Loose head nuts can cause a loss in compression. Replace any worn or damaged gaskets. Are there blockages in the fuel line? The next step is to check your fuel line for blockages. Remove the shroud that covers the engine. The fuel line runs from the tank to the engine and is usually clear so blockages will be easy to see. Blockages are caused by improper storage of your snowmobile. If you find a blockage remove the fuel line clean out the blockage and return it to its original position. If it is damaged replace it. What do the spark plugs look like? You should check the spark plugs in the snowmobile. Clean away carbon or other corrosion with a wire brush.
Not only is this potentially dangerous from debris hidden by snow but it is trespassing and landowner complaints may close the trail. Always wear a helmet and facemask. Dress in layers under a full-body snowmobile suit; wear proper gloves mittens and boots. Consider that when you are riding at 40mph you are creating 40mph winds upon yourself which makes the air feel much colder on any exposed skin. Take a Snowmobile Safety Course. Especially if you only ride a handful of times a year its worth the $10 to take the independent study course from the Minnesota DNR. You can get a training CD by visiting their certification page. Youll need it to get certified and since youll have the CD at home you can review it before you ride for the first time each season.

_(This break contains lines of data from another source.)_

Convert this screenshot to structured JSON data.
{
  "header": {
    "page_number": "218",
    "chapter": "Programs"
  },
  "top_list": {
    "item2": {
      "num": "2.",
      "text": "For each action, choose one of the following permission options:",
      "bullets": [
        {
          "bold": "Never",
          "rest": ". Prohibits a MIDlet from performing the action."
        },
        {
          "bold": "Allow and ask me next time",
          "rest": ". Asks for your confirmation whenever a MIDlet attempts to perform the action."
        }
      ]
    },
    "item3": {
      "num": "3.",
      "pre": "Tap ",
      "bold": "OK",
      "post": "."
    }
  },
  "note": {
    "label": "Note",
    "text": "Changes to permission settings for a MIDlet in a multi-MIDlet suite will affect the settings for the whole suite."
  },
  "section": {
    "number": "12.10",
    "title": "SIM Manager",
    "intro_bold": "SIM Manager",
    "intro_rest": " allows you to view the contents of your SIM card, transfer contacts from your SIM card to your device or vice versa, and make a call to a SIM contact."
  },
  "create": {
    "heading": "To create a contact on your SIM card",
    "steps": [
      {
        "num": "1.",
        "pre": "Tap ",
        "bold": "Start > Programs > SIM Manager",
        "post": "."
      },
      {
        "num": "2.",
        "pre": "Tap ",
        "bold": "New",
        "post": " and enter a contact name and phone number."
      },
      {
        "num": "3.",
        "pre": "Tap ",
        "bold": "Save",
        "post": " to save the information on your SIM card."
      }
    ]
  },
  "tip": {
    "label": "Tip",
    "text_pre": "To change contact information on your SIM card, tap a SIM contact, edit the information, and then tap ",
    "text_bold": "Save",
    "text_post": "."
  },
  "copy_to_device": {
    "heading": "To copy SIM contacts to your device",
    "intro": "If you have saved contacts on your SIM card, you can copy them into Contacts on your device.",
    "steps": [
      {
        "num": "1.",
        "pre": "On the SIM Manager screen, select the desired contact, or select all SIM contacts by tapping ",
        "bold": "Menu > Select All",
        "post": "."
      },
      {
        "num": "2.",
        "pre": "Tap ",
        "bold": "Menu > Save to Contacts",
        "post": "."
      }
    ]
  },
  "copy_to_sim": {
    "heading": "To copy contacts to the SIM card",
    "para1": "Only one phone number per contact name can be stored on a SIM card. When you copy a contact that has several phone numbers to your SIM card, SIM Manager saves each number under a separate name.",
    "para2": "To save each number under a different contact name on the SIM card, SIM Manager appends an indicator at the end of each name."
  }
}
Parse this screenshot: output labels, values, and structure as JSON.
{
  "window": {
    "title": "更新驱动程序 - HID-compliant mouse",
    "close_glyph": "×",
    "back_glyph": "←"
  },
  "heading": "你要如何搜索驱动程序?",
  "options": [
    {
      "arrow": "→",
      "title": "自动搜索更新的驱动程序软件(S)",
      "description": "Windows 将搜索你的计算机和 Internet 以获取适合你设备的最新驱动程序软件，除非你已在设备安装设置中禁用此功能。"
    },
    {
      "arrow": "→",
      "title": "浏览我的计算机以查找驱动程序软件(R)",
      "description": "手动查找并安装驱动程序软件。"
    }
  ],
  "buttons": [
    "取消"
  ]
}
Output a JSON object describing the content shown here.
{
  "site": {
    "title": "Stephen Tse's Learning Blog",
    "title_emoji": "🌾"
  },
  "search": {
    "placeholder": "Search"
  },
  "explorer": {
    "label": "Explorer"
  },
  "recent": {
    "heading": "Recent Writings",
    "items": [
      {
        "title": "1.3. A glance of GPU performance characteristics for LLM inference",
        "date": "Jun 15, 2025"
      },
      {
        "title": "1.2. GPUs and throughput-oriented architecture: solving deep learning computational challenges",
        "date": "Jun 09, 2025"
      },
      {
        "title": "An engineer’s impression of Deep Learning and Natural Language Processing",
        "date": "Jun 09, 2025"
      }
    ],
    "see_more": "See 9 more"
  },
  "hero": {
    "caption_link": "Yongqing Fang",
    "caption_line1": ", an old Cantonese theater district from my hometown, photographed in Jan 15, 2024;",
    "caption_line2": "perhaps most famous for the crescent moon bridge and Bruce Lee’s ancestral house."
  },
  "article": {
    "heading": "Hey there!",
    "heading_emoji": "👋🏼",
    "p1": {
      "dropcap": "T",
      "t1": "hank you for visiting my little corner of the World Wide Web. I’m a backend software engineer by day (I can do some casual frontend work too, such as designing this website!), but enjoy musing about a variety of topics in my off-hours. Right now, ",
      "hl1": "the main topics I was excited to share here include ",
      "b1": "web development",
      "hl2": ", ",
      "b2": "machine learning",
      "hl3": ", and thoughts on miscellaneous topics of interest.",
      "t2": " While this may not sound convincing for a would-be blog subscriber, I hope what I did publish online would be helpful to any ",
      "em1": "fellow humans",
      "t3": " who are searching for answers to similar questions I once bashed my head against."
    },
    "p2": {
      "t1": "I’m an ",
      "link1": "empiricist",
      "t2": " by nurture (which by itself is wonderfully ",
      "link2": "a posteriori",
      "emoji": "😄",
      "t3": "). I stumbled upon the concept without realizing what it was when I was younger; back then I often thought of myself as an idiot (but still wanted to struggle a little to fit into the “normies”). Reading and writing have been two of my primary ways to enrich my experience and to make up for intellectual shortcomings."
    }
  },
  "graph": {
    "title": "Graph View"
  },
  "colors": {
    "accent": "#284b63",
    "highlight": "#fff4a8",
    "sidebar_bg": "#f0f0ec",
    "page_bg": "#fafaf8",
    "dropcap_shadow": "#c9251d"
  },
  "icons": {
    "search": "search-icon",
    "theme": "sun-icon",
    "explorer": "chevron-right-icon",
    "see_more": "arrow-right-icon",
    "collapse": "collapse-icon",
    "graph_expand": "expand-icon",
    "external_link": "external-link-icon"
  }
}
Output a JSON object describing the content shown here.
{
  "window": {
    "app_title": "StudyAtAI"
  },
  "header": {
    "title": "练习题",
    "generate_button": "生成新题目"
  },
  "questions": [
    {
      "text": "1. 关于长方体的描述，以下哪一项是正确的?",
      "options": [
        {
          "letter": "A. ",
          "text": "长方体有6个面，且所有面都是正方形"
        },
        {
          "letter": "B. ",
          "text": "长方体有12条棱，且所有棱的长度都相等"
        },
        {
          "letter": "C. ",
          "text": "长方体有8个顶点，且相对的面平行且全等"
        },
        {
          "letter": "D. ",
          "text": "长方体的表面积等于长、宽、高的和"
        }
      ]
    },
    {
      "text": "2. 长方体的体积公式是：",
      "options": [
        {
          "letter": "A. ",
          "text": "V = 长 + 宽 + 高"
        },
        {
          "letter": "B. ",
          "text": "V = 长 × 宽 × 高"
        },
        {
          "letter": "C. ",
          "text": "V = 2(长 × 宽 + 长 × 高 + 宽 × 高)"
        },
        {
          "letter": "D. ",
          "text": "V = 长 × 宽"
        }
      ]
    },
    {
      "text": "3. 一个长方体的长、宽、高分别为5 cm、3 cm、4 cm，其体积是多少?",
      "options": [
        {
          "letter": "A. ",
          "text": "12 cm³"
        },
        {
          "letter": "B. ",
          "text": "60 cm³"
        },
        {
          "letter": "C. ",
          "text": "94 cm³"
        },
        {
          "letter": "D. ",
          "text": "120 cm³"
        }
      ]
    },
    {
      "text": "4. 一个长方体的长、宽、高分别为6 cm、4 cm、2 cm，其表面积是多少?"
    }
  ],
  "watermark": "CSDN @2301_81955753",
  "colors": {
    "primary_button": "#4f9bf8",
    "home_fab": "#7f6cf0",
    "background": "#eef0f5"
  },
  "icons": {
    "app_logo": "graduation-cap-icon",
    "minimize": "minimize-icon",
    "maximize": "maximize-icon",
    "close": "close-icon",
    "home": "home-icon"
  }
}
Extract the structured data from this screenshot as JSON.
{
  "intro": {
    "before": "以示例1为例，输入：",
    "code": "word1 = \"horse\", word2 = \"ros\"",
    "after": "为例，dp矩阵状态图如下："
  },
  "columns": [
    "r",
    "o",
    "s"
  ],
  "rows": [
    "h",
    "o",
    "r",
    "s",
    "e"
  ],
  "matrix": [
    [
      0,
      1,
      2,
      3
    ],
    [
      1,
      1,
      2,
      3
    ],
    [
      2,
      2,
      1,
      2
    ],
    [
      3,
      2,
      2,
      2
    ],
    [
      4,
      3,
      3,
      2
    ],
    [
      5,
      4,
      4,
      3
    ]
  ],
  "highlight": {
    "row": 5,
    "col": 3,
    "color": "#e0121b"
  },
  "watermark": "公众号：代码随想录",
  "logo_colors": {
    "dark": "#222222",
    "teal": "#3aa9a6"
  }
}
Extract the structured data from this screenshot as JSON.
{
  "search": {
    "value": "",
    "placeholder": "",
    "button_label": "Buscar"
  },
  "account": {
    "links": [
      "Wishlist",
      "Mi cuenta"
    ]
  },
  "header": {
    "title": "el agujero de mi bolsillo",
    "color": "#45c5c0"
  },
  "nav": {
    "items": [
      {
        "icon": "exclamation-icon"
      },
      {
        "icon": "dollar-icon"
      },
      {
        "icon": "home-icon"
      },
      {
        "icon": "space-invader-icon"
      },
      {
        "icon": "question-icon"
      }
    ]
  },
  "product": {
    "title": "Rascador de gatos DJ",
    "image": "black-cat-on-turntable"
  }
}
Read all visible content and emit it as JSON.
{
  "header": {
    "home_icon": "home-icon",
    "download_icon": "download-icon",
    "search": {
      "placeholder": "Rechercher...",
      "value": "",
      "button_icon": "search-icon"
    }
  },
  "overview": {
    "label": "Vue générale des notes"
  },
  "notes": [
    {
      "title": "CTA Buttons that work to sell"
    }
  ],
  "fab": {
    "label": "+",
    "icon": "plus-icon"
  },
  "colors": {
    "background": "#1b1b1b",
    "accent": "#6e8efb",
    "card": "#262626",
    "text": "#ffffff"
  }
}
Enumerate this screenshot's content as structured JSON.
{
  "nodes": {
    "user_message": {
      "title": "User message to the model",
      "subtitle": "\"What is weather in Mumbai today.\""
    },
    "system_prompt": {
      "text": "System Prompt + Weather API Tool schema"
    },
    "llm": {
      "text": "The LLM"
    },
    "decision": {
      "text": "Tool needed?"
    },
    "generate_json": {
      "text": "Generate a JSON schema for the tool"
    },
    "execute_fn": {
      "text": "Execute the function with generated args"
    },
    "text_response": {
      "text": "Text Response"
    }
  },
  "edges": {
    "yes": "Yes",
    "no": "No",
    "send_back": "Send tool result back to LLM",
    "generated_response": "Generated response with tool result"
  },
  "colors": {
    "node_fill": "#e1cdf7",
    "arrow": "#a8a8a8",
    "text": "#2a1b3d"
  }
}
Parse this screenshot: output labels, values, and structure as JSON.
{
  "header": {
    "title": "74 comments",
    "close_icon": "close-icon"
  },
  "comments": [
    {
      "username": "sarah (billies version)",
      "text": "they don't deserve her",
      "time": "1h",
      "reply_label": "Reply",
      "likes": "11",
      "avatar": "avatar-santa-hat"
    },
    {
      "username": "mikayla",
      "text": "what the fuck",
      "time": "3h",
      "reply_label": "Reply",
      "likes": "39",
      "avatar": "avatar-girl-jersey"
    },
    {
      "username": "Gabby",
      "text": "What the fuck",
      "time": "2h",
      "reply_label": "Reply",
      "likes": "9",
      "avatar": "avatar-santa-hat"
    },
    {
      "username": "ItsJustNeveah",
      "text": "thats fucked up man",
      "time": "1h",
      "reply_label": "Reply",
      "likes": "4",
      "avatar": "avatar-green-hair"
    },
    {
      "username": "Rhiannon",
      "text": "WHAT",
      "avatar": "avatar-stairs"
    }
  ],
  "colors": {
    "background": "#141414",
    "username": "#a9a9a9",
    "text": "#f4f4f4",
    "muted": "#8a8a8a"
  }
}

Failing to exercise reasonable care when operating a snowmobile can result in liability for any collisions that result. Snowmobile operators may be at fault in a collision for any number of reasons including but not limited to poor skill and intoxication. Reasonable snowmobile riders would not travel in crowded areas if they were unfamiliar with the machine operate the vehicle while under the influence of alcohol or drugs or travel at excessively high speeds. If the owner of the snowmobile is different from the person driving it the owner may also be liable for damages.